Shloka # 6:
Arjuna says: I am in a big conflict because my own cousins are arraigned against me. By killing these people, we will not like to live in this world, as they are both kith and kin. We are not even sure if they will defeat us or we will defeat them. I am not objective enough to analyze the situation. So, I need your help. We do not know what to do? Victory over them or their victory over us, which to accept? In this, if I fight, it is dharma, a plus, however, Guru Vadham, is a minus point. Also, having to live in the forest and on alms is another minus point.
Shloka # 7:
Swamiji says human being is born ignorant. Ignorance is not a sin. We are “Self” ignorant as well. Perpetuation of ignorance is, however, a sin.
Arjuna says: My mind and intellect are incapacitated. It is not able to function. My intellect cannot discriminate. My intellect is afflicted by my misery. My confusion is with respect to dharma and adharma. Himsa is adharma. Killing one’s own people is adharma. Killing one’s Guru is certainly adharma. On the other side, Kauravas are the embodiment of Adharma and we need to fight them. What is my dharma, Sri Krishna? Tell me what is good for me. I am your disciple. I come with an open mind. I am surrendering at your feet.

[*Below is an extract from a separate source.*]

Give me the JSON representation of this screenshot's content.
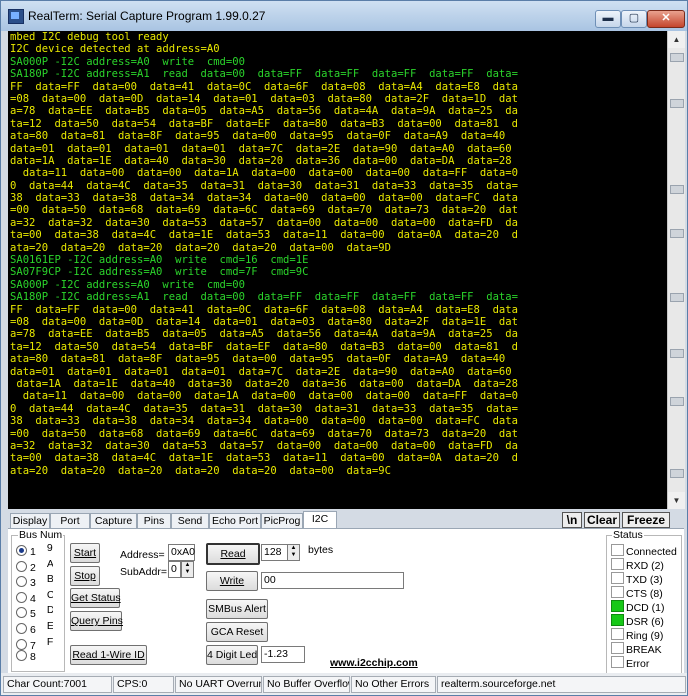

Swamiji says a wise person does not give advice unless the other person requests for it. So, here also, Sri Krishna was waiting for Arjuna to ask for his help. The word Prapanna means surrender. Falling at the feet, Sharanagathi, is one way of surrendering. In this process the other person becomes the Guru. If I have to become a teacher, I need at least one person to ask me to teach him or her. So, here Arjuna has become a disciple and Krishna the Guru. After surrendering also there are expectations. Mantra Upadesha cannot remove ignorance. In such instances, a teaching that distinguishes between the right versus wrong is required.
Swamiji say advice does not help. Advice is a short-term direction and person keeps coming back for advice every time he faces a problem. Teaching, however, is for the long term and teaches how to make decisions. Advice makes one dependent while teaching makes one independent. Swamiji gave example of giving a person a fish versus
teaching him how to fish.
Shloka # 8:
Arjuna says: My grief is so intense that it dries up all my organs. My thinking faculty does not function. Can I do something to escape from this sorrow? I do not see any method to remove this sorrow other than your teaching. I may choose to fight, I may win, I may become a king and get an unrivalled kingdom, but I cannot remove my grief. (Swamiji says, money may buy food but it does remove hunger.) Even If I became Indira, it will not solve my problem. Worldly accomplishments cannot solve my problem. So, he asks Sri Krishna to help. Swamiji says, at this stage, Arjuna has to go for a spiritual goal and hence he needs a guru.
Shloka # 9:
Sanjaya now says: In this manner Arjuna surrendered to Sri Krishna saying, I am not going to fight nor am I going to run away from battle. I want to hear from you (Sri Krishna) and then decide.
Swamiji gave some defintions:
- Paramtapa: Destroyer of enemies.
- Gudakesha: means master of Tamoguna or Satva Guna Pradhana. Human mind swings from Rajasic (very active) to Tamasic (dullness), while the Satvic mind is in the middle as a non-extrovert, but wakeful mind.
- Govinda: Protector of the world, is the Shastric meaning. Another meaning is, Go means scriptures, and Vinda means one who has grasped the scriptures. To this Govinda Arjuna surrenders. Ha: Means everything has become quiet.
Shloka # 10:
Oh Dhrithirashtra, Lord Krishna accepted the offer of Arjuna and taught him the Gita Shastra sitting between the two armies. The Gita Shastra begins from Shloka 11 of Chapter 2 and continues till Shloka 66 in chapter 18.
With my good wishes,